Commercial real estate markets will continue to improve in 2012 because of the relative yield they offer. With a flat economy comes a rising CRE marketplace.

The economy’s recovery has been disappointing by many standards of measurement. We’ve seen declines in median household income. As of November 2011, employment was up just 0.9 percent from its lowest level in the recent recession – which pales in comparison to a post-World War II historical average of a 6.8 percent decrease in unemployment 30 months after the end of recessions. And, amid all the European crises, Commercial Property Executive reported today that the biggest problem isn’t Greek debt; it’s the possibility of default in Italy.

But there has been somewhat of a brightening: The 2 percent third-quarter growth in U.S. GDP hit just before a record holiday season, and a year-beginning prediction from services firm Jones Lang LaSalle said that total transaction volume in U.S. capital markets in 2012 could hit $160 billion.

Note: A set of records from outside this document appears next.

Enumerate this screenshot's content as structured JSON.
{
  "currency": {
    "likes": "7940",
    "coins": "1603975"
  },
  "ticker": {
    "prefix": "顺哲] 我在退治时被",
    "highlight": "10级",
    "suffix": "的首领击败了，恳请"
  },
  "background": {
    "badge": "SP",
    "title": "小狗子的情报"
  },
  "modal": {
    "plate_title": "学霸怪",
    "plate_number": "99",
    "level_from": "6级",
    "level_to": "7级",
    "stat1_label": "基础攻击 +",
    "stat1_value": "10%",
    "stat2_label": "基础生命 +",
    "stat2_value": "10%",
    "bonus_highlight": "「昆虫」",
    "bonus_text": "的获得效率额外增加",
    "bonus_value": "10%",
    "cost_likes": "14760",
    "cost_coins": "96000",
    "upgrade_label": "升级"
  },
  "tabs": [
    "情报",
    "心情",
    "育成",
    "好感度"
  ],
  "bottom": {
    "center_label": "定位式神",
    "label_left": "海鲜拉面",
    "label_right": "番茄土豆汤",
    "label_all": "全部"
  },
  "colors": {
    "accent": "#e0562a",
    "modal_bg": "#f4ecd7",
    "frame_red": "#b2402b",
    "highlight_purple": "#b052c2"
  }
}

While that’s not the same volume of growth as 2010 to 2011 – when transactions grew by 44 percent – it’s still a significant improvement in the 15 to 20 percent range. “There is uncertainty out there, but give me a flat economy and I’ll show you a rising CRE marketplace,” Tom Fish, executive managing director and co-head of Jones Lang LaSalle’s real estate investment banking unit told Commercial Property Executive. “Commercial real estate markets will continue to improve because of the relative yield they offer.”

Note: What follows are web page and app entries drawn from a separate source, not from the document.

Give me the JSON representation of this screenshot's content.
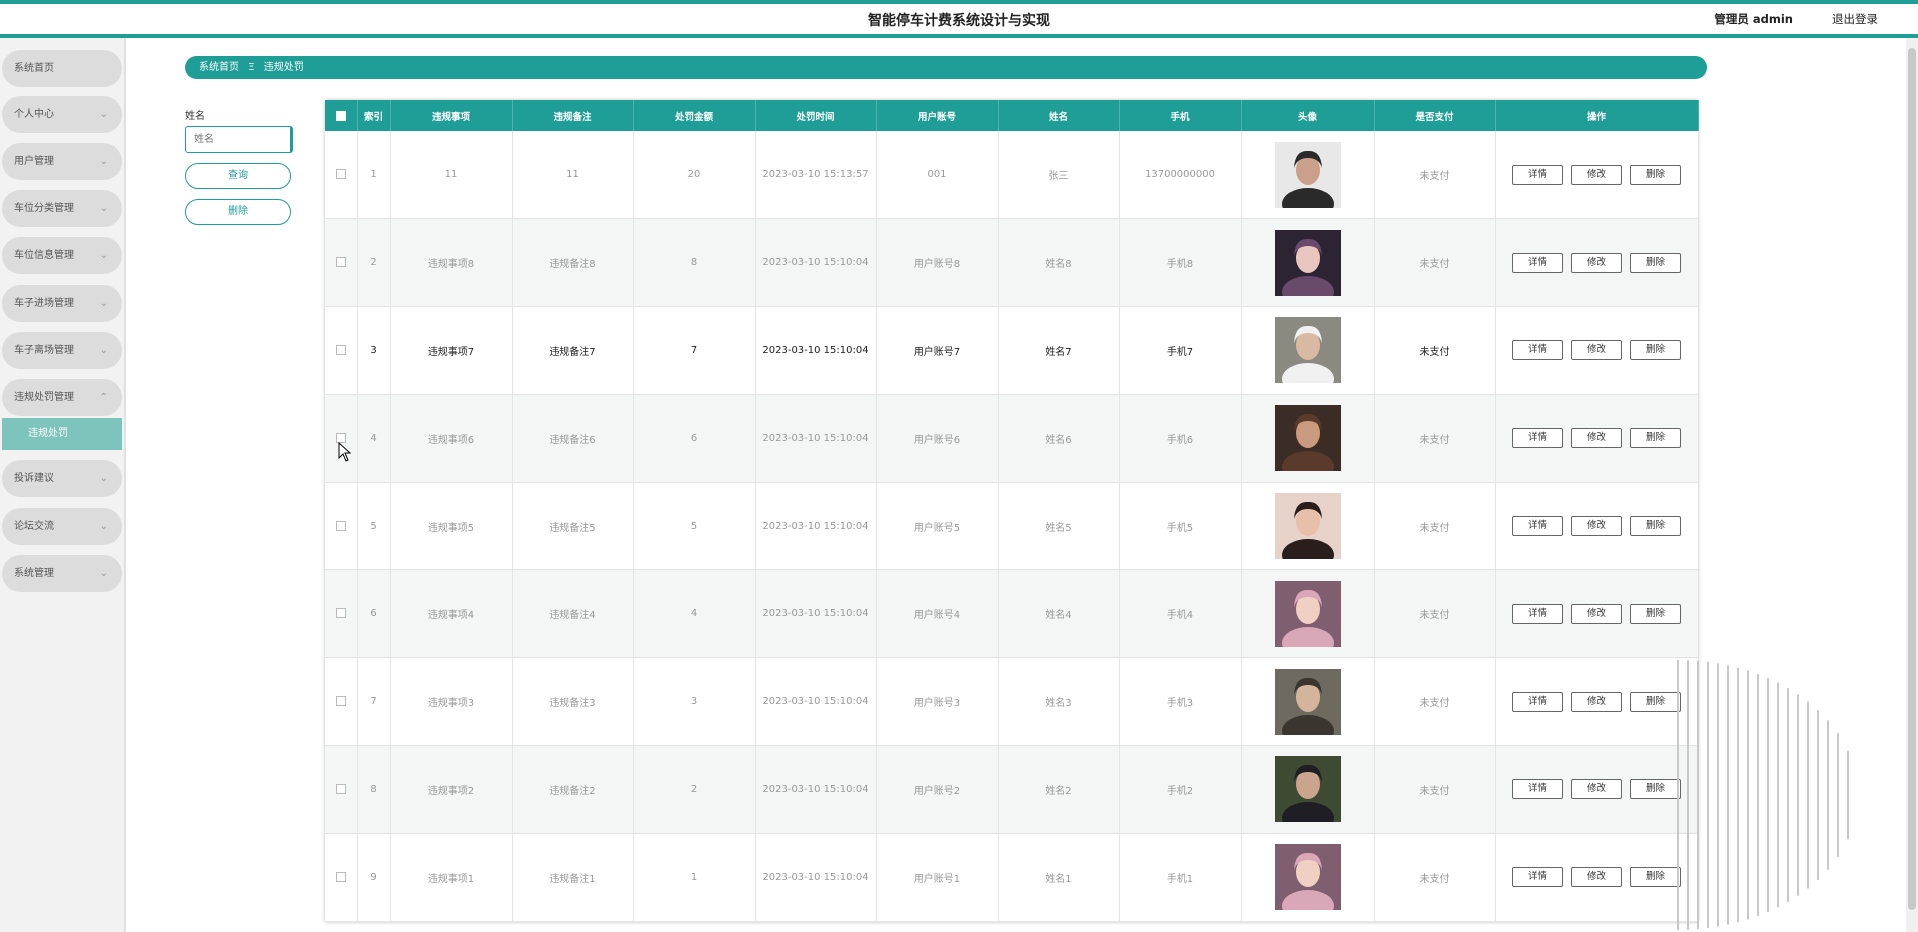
{
  "header": {
    "title": "智能停车计费系统设计与实现",
    "user": "管理员 admin",
    "logout": "退出登录"
  },
  "sidebar": {
    "items": [
      {
        "label": "系统首页"
      },
      {
        "label": "个人中心"
      },
      {
        "label": "用户管理"
      },
      {
        "label": "车位分类管理"
      },
      {
        "label": "车位信息管理"
      },
      {
        "label": "车子进场管理"
      },
      {
        "label": "车子离场管理"
      },
      {
        "label": "违规处罚管理"
      },
      {
        "label": "投诉建议"
      },
      {
        "label": "论坛交流"
      },
      {
        "label": "系统管理"
      }
    ],
    "active_sub": "违规处罚"
  },
  "breadcrumb": {
    "home": "系统首页",
    "sep": "Ξ",
    "current": "违规处罚"
  },
  "search": {
    "label": "姓名",
    "placeholder": "姓名",
    "query_button": "查询",
    "delete_button": "删除"
  },
  "table": {
    "headers": [
      "索引",
      "违规事项",
      "违规备注",
      "处罚金额",
      "处罚时间",
      "用户账号",
      "姓名",
      "手机",
      "头像",
      "是否支付",
      "操作"
    ],
    "rows": [
      {
        "index": "1",
        "item": "11",
        "note": "11",
        "amount": "20",
        "time": "2023-03-10 15:13:57",
        "account": "001",
        "name": "张三",
        "phone": "13700000000",
        "paid": "未支付"
      },
      {
        "index": "2",
        "item": "违规事项8",
        "note": "违规备注8",
        "amount": "8",
        "time": "2023-03-10 15:10:04",
        "account": "用户账号8",
        "name": "姓名8",
        "phone": "手机8",
        "paid": "未支付"
      },
      {
        "index": "3",
        "item": "违规事项7",
        "note": "违规备注7",
        "amount": "7",
        "time": "2023-03-10 15:10:04",
        "account": "用户账号7",
        "name": "姓名7",
        "phone": "手机7",
        "paid": "未支付"
      },
      {
        "index": "4",
        "item": "违规事项6",
        "note": "违规备注6",
        "amount": "6",
        "time": "2023-03-10 15:10:04",
        "account": "用户账号6",
        "name": "姓名6",
        "phone": "手机6",
        "paid": "未支付"
      },
      {
        "index": "5",
        "item": "违规事项5",
        "note": "违规备注5",
        "amount": "5",
        "time": "2023-03-10 15:10:04",
        "account": "用户账号5",
        "name": "姓名5",
        "phone": "手机5",
        "paid": "未支付"
      },
      {
        "index": "6",
        "item": "违规事项4",
        "note": "违规备注4",
        "amount": "4",
        "time": "2023-03-10 15:10:04",
        "account": "用户账号4",
        "name": "姓名4",
        "phone": "手机4",
        "paid": "未支付"
      },
      {
        "index": "7",
        "item": "违规事项3",
        "note": "违规备注3",
        "amount": "3",
        "time": "2023-03-10 15:10:04",
        "account": "用户账号3",
        "name": "姓名3",
        "phone": "手机3",
        "paid": "未支付"
      },
      {
        "index": "8",
        "item": "违规事项2",
        "note": "违规备注2",
        "amount": "2",
        "time": "2023-03-10 15:10:04",
        "account": "用户账号2",
        "name": "姓名2",
        "phone": "手机2",
        "paid": "未支付"
      },
      {
        "index": "9",
        "item": "违规事项1",
        "note": "违规备注1",
        "amount": "1",
        "time": "2023-03-10 15:10:04",
        "account": "用户账号1",
        "name": "姓名1",
        "phone": "手机1",
        "paid": "未支付"
      }
    ],
    "actions": {
      "detail": "详情",
      "edit": "修改",
      "delete": "删除"
    }
  },
  "colors": {
    "accent": "#1f9e97",
    "sub_menu": "#7dc4bd"
  }
}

Ian Goltra, a portfolio manager with Forward Management L.L.C., agrees.

“Even with weak U.S. job growth, the supply/demand picture appears favorable on the commercial side, especially in the apartment and lodging sectors, while housing is still in the weeds,” he said. “Meanwhile, commercial properties are relatively inexpensive by historical standards.” Goltra went on to note that, in 2011, private equity fundraising for direct-property purchases hit a new peak of more than $150 billion.

A recent report by Maximus Advisors, a research and consulting firm, pointed out what many in the industry already know: That multi-family is going to continue to be the darling asset class for investors. With home ownership down 0.6 percent from one year ago – a shift of 700,000 owners into renters – “the transition from stage one of the recovery to stage two” may be in the cards, the report noted. “The net result leaves the overall outlook for [the multi-family sector] in place: continued improvement in vacancies and healthy rent gains.”

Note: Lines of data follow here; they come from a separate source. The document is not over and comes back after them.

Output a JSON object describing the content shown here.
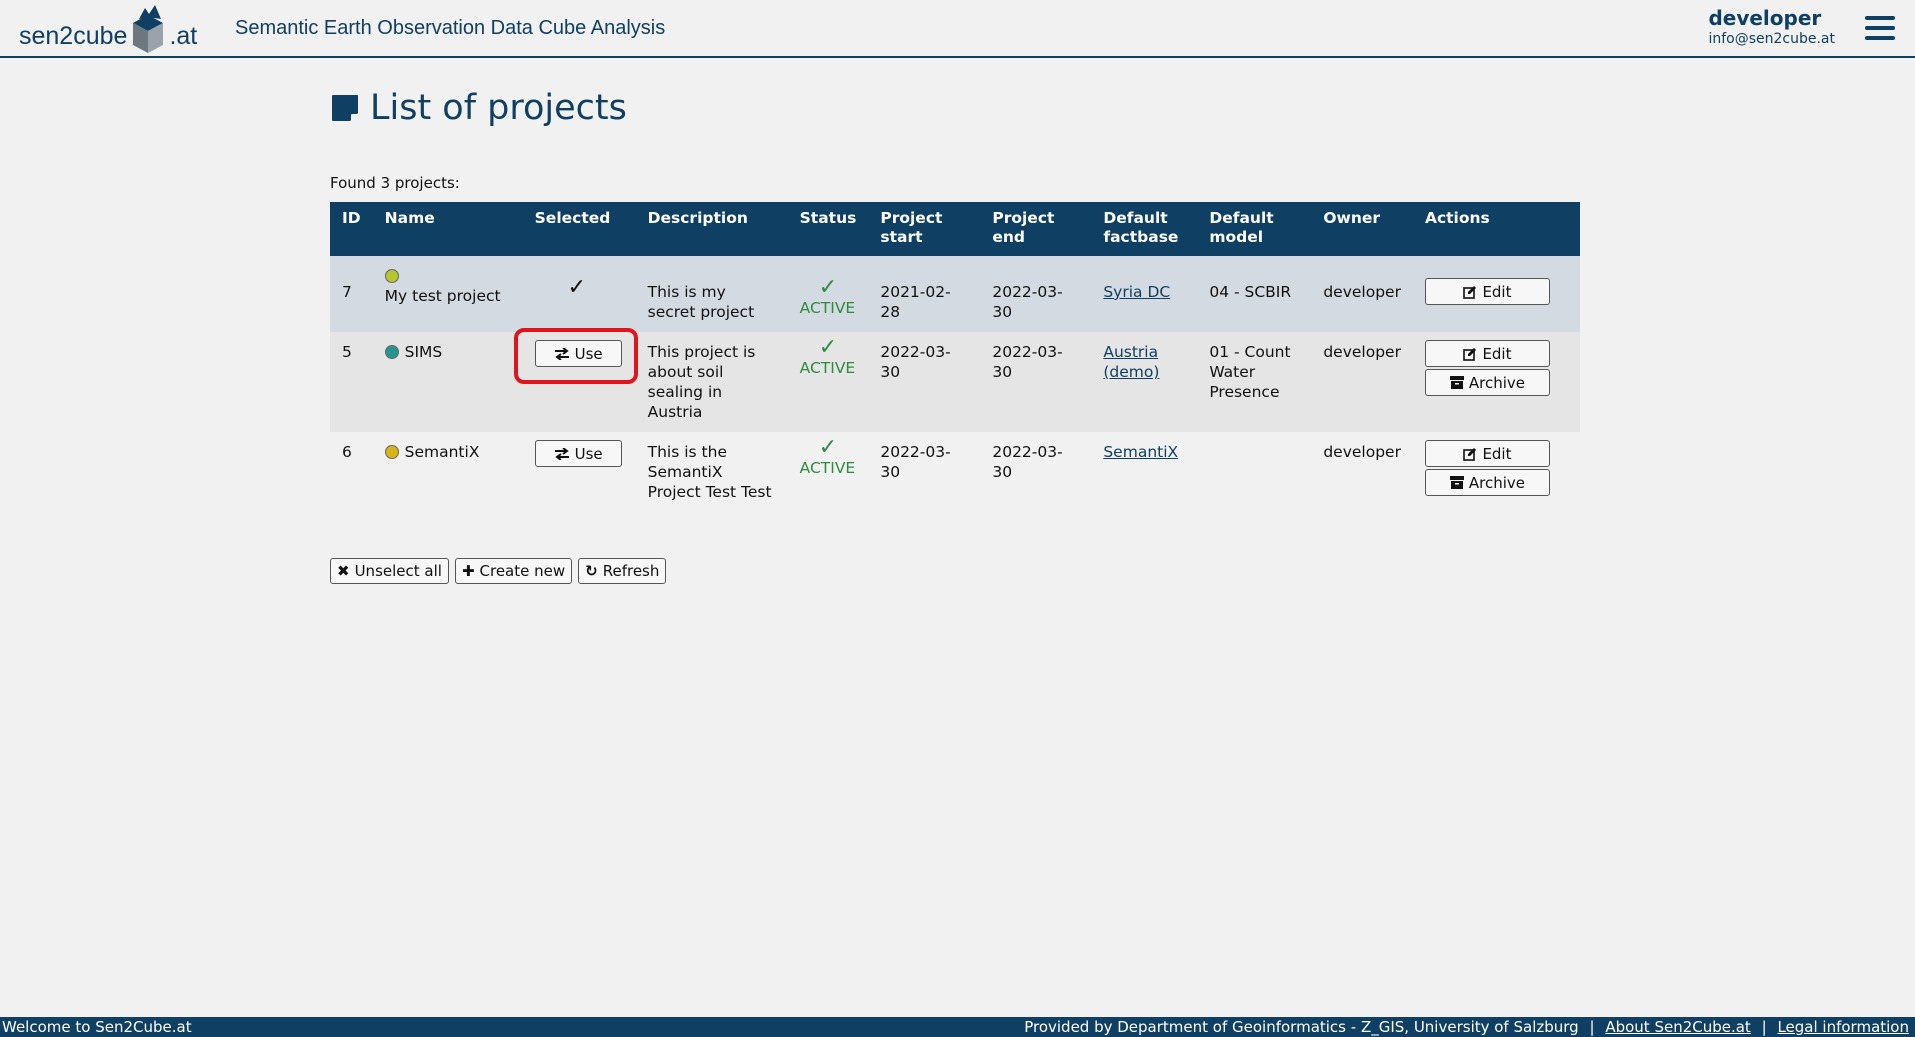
{
  "header": {
    "logo_text_left": "sen2cube",
    "logo_text_right": ".at",
    "app_title": "Semantic Earth Observation Data Cube Analysis",
    "user_name": "developer",
    "user_email": "info@sen2cube.at"
  },
  "page": {
    "title": "List of projects",
    "found_text": "Found 3 projects:"
  },
  "table": {
    "headers": {
      "id": "ID",
      "name": "Name",
      "selected": "Selected",
      "description": "Description",
      "status": "Status",
      "project_start": "Project start",
      "project_end": "Project end",
      "default_factbase": "Default factbase",
      "default_model": "Default model",
      "owner": "Owner",
      "actions": "Actions"
    },
    "rows": [
      {
        "id": "7",
        "name": "My test project",
        "dot_color": "#b7c52f",
        "selected_mark": "✓",
        "description": "This is my secret project",
        "status_mark": "✓",
        "status": "ACTIVE",
        "start": "2021-02-28",
        "end": "2022-03-30",
        "factbase": "Syria DC",
        "model": "04 - SCBIR",
        "owner": "developer",
        "edit_label": "Edit"
      },
      {
        "id": "5",
        "name": "SIMS",
        "dot_color": "#22968f",
        "use_label": "Use",
        "description": "This project is about soil sealing in Austria",
        "status_mark": "✓",
        "status": "ACTIVE",
        "start": "2022-03-30",
        "end": "2022-03-30",
        "factbase": "Austria (demo)",
        "model": "01 - Count Water Presence",
        "owner": "developer",
        "edit_label": "Edit",
        "archive_label": "Archive"
      },
      {
        "id": "6",
        "name": "SemantiX",
        "dot_color": "#d9b318",
        "use_label": "Use",
        "description": "This is the SemantiX Project Test Test",
        "status_mark": "✓",
        "status": "ACTIVE",
        "start": "2022-03-30",
        "end": "2022-03-30",
        "factbase": "SemantiX",
        "model": "",
        "owner": "developer",
        "edit_label": "Edit",
        "archive_label": "Archive"
      }
    ]
  },
  "buttons": {
    "unselect_all": "Unselect all",
    "create_new": "Create new",
    "refresh": "Refresh"
  },
  "footer": {
    "welcome": "Welcome to Sen2Cube.at",
    "provided_by": "Provided by Department of Geoinformatics - Z_GIS, University of Salzburg",
    "about": "About Sen2Cube.at",
    "legal": "Legal information",
    "separator": "|"
  },
  "colors": {
    "brand": "#0f3f62",
    "active_green": "#2e8b3d",
    "highlight_red": "#e1141c"
  }
}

But it won’t only be the cultural shift from buying to renting; new apartment developments will fuel the trend as well. “We will start to see development capital pour into markets that can substantiate it,” Fish said. “Even capital that was focused on urban infill core will creep out to suburban areas because [investors] see potential.”

But the investment trend doesn’t stop with multi-family – investors with a willingness to invest are flocking to core product in all sectors. For offices, investors will continue to be most interested in the top-tier markets this year. In fact, market share for the office volume as a percentage of all investment in core gateway markets increased to 60 percent as of the third quarter, versus a longer-term average of 51 percent.